(Task to complete):
Look through the listing underneath for "JSON", and copy every line that has it.

===== Records for this task

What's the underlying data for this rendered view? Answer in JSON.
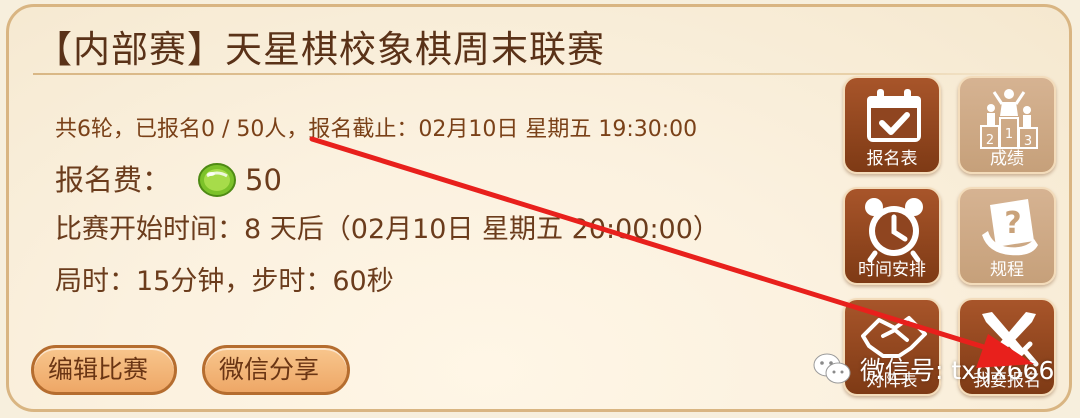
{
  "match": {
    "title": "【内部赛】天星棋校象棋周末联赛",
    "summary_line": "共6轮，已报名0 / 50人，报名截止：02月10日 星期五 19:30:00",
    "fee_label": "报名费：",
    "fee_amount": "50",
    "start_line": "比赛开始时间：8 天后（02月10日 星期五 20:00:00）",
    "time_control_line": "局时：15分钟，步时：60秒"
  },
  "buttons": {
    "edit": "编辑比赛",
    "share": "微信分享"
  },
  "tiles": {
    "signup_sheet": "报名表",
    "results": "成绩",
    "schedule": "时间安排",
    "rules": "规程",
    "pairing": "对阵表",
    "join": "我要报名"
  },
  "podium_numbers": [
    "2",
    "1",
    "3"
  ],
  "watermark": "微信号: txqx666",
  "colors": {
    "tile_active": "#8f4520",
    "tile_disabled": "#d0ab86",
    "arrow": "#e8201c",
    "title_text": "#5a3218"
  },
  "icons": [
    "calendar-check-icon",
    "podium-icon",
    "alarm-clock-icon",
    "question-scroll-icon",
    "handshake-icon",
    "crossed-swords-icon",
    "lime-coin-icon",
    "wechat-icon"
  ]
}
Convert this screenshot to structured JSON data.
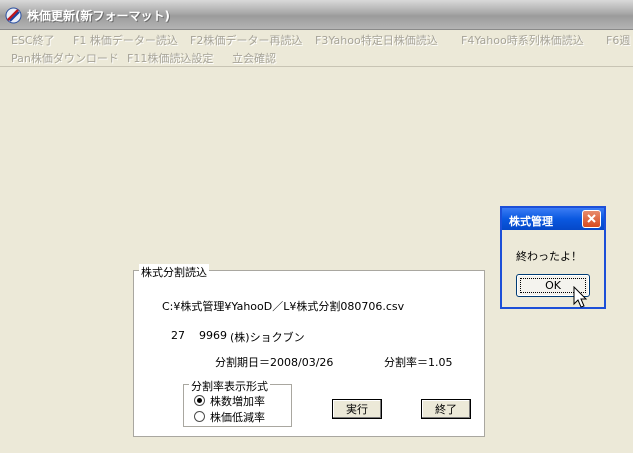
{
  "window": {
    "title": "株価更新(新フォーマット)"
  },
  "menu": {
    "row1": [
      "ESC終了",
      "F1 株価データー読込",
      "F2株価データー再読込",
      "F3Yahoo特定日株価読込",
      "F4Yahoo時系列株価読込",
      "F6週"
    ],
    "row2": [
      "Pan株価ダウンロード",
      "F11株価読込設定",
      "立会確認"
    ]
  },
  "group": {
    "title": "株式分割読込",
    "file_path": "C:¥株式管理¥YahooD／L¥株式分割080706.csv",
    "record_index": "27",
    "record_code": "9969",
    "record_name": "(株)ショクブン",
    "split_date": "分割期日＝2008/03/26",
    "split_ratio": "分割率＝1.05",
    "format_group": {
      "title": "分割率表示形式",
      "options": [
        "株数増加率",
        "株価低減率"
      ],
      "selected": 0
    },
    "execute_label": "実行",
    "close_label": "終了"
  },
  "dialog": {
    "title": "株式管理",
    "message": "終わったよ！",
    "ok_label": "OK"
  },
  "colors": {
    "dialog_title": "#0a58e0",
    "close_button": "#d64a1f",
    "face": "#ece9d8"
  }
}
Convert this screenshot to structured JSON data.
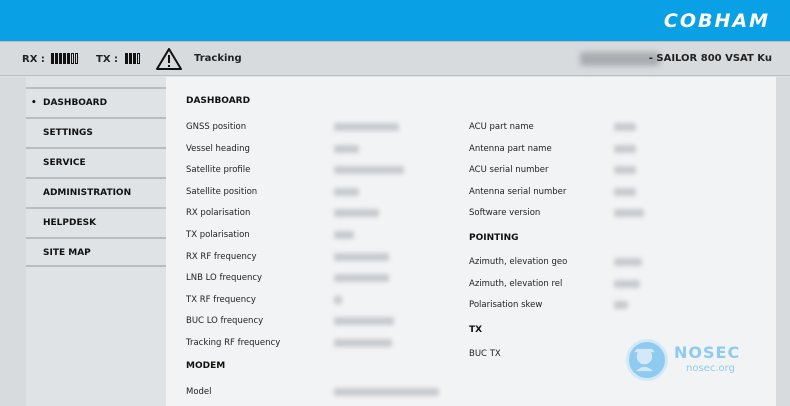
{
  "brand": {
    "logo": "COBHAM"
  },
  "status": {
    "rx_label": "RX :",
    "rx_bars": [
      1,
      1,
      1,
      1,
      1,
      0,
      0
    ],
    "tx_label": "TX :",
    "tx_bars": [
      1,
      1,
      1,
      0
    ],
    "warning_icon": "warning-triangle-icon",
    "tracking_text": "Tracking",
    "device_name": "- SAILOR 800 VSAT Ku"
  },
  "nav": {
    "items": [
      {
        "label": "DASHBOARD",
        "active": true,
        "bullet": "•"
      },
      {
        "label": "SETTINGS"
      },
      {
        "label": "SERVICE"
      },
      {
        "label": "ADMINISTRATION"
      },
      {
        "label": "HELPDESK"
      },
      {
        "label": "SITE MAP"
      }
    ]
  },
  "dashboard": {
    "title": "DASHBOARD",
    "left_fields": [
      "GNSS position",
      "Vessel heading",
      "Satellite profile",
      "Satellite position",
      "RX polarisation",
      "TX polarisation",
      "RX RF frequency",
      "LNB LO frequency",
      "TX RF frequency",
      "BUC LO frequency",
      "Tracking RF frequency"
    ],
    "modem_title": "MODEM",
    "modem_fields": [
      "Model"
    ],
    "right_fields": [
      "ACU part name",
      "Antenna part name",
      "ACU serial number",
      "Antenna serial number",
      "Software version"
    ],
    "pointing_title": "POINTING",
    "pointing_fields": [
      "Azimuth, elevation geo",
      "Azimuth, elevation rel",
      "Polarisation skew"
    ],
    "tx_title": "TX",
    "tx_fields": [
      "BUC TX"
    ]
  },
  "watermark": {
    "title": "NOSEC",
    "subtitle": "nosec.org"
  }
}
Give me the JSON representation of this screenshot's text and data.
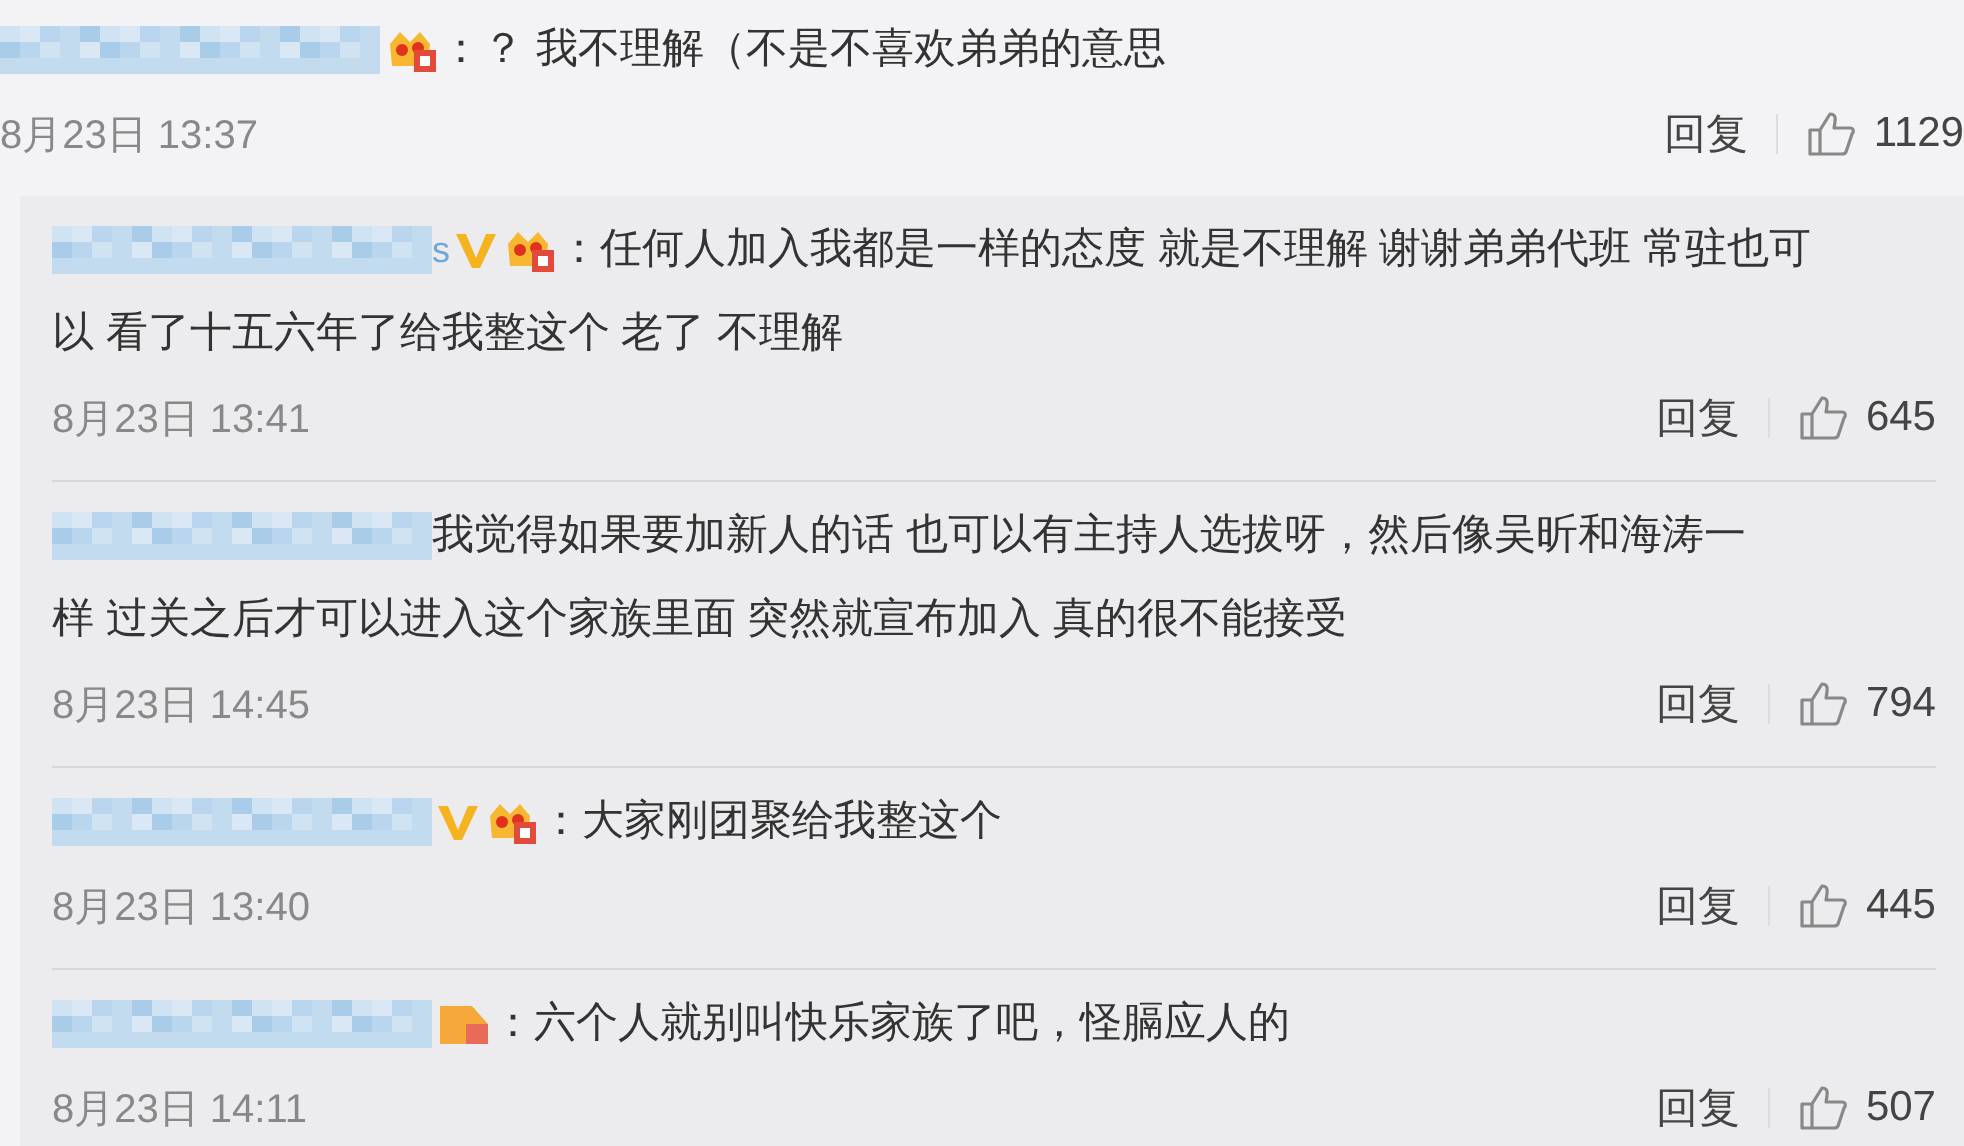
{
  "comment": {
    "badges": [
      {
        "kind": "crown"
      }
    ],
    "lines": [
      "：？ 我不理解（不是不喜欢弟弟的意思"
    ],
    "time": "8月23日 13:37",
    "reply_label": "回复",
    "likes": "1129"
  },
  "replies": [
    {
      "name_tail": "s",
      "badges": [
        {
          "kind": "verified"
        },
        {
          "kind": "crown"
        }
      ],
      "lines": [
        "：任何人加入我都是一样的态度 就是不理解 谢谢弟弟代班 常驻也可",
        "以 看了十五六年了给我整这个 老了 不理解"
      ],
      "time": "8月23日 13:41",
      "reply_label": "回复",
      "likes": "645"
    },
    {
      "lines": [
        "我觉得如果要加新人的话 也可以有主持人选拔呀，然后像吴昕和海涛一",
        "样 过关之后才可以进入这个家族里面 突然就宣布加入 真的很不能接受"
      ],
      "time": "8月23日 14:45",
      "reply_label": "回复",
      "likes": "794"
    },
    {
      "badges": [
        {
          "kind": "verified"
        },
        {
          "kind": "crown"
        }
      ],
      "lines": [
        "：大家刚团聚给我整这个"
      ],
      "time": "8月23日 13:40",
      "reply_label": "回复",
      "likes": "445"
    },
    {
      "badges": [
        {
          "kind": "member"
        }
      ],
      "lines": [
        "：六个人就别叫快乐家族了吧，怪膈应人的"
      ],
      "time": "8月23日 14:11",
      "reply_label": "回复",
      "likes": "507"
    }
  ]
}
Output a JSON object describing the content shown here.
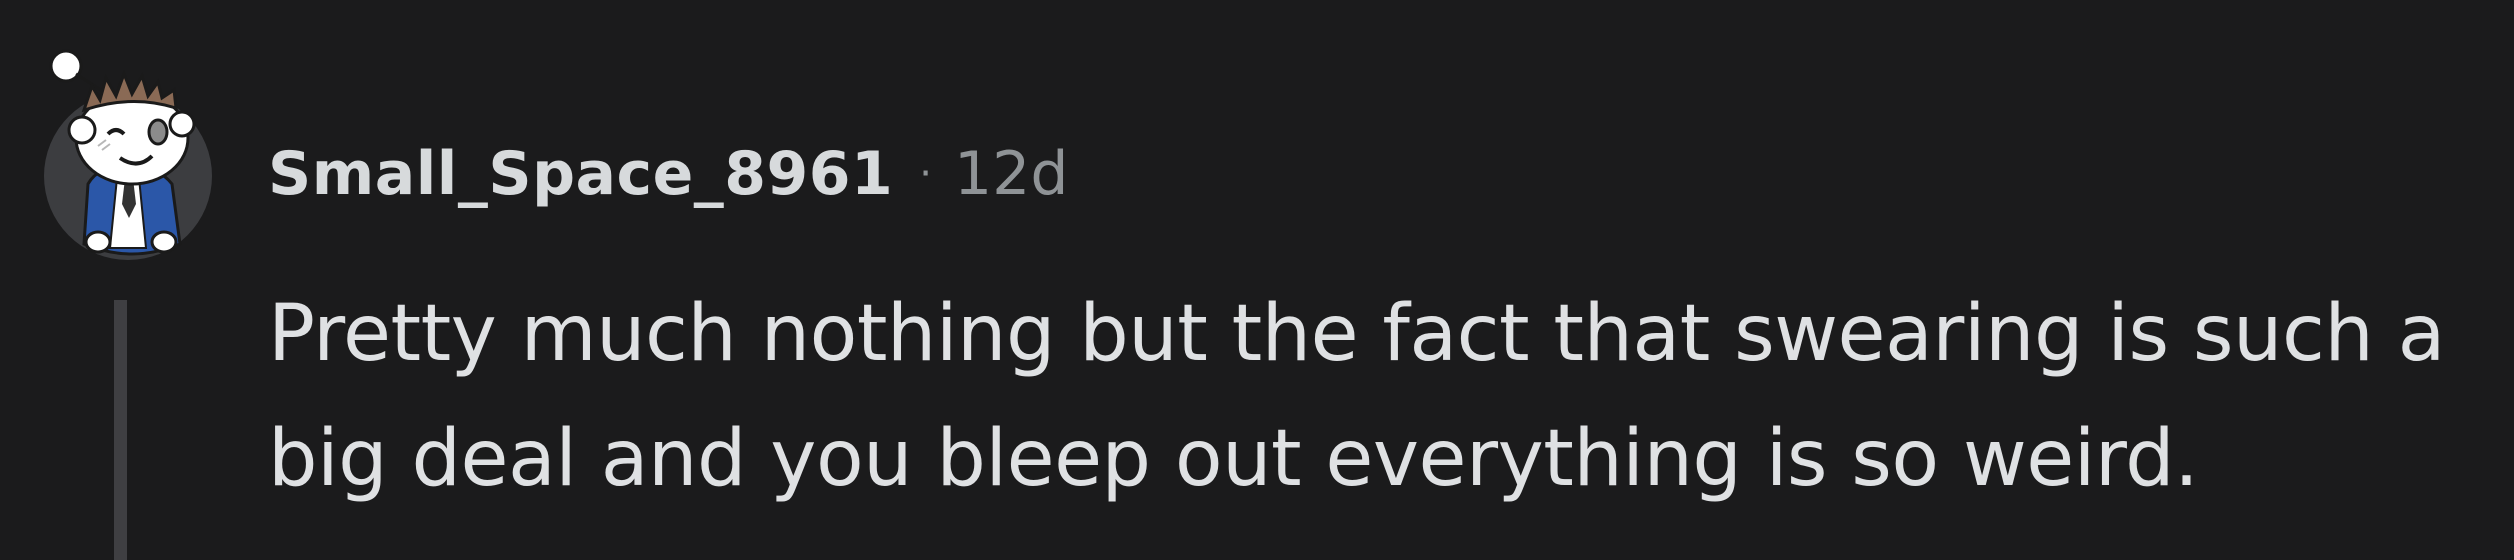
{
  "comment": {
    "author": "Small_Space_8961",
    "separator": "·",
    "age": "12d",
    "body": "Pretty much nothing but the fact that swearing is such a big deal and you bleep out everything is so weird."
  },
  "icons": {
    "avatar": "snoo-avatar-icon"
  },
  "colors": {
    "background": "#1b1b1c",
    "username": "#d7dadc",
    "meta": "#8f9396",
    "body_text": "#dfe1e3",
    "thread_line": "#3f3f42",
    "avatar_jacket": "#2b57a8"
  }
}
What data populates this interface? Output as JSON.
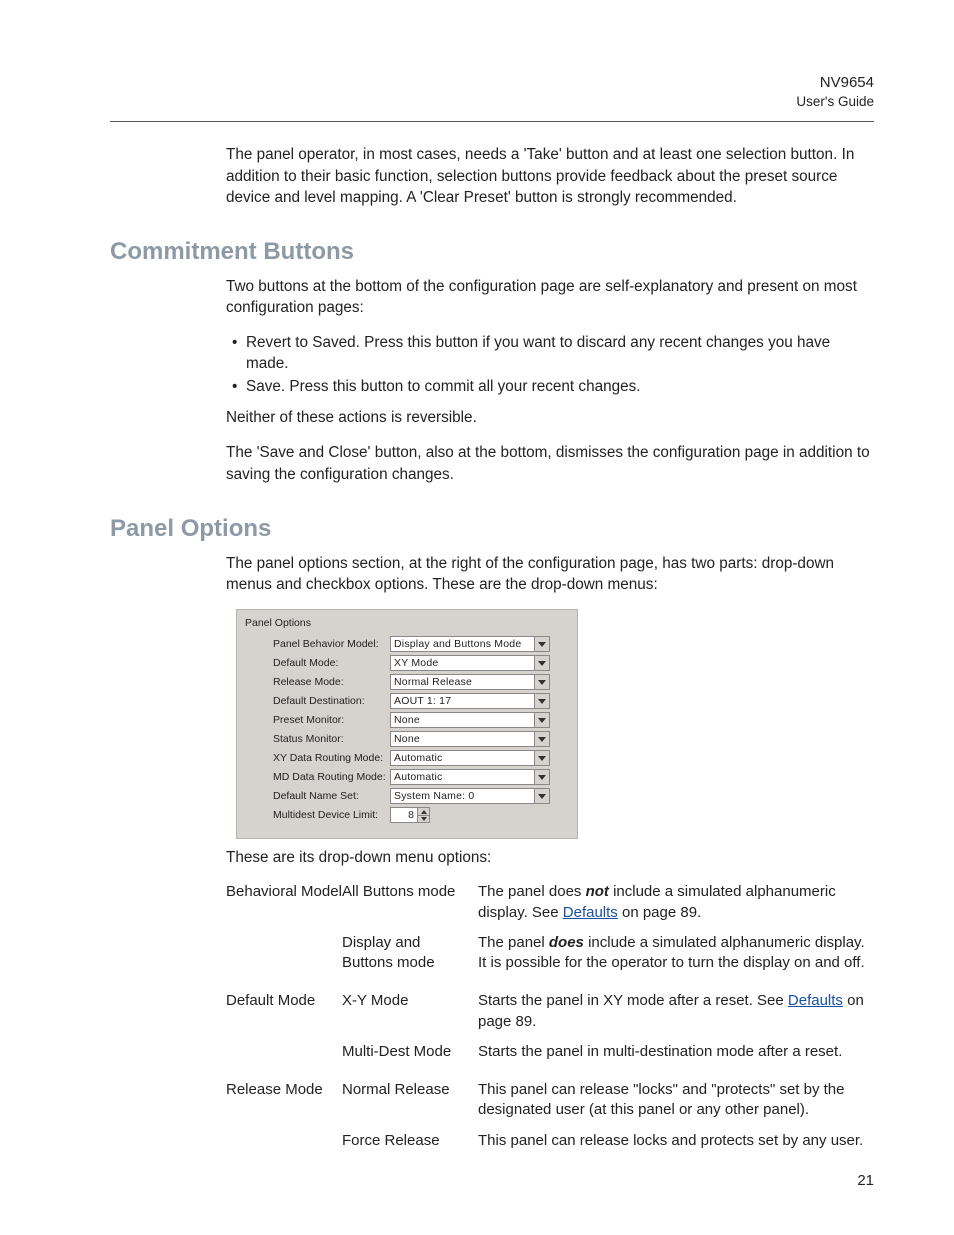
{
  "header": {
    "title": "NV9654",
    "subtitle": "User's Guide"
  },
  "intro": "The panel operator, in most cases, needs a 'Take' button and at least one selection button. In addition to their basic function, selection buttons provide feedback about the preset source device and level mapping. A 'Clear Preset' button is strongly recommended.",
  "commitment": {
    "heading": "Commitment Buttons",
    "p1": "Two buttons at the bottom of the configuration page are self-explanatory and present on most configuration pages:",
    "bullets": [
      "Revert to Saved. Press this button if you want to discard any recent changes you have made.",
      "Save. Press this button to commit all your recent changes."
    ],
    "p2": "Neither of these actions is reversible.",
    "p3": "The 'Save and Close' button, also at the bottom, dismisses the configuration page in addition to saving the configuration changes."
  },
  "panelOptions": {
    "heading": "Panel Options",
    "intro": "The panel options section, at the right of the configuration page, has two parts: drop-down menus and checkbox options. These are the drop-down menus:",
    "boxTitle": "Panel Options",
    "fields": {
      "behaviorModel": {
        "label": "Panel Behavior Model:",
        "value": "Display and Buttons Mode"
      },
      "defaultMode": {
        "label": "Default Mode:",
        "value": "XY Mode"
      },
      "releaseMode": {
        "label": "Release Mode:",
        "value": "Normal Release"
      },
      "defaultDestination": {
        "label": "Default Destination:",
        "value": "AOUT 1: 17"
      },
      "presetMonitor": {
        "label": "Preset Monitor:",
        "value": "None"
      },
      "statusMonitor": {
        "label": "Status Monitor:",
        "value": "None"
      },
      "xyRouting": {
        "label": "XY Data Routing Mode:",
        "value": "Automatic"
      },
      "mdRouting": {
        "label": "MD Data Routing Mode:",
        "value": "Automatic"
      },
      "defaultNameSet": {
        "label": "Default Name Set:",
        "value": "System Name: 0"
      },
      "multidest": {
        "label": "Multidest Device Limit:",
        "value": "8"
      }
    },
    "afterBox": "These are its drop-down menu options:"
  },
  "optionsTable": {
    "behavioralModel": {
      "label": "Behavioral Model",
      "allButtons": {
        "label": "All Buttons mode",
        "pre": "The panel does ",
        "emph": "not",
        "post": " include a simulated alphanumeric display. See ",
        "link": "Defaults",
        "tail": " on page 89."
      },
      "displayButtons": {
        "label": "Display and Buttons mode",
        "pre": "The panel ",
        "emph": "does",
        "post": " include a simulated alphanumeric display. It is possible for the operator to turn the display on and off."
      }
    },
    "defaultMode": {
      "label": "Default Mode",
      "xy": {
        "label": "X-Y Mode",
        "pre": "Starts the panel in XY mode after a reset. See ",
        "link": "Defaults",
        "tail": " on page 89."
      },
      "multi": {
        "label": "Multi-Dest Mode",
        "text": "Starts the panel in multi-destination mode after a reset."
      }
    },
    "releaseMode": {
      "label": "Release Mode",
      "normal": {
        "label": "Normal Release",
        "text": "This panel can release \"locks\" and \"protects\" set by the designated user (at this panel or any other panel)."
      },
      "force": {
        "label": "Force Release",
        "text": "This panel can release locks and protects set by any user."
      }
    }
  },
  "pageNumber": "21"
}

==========

(Exercise solution):
What's the underlying data for this rendered view? Answer in JSON.
Convert this screenshot to structured JSON data.
Convert this screenshot to structured JSON data.
Give me the JSON representation of this screenshot's text and data.
Output a JSON object describing the content shown here.
What data populates this interface? Output as JSON.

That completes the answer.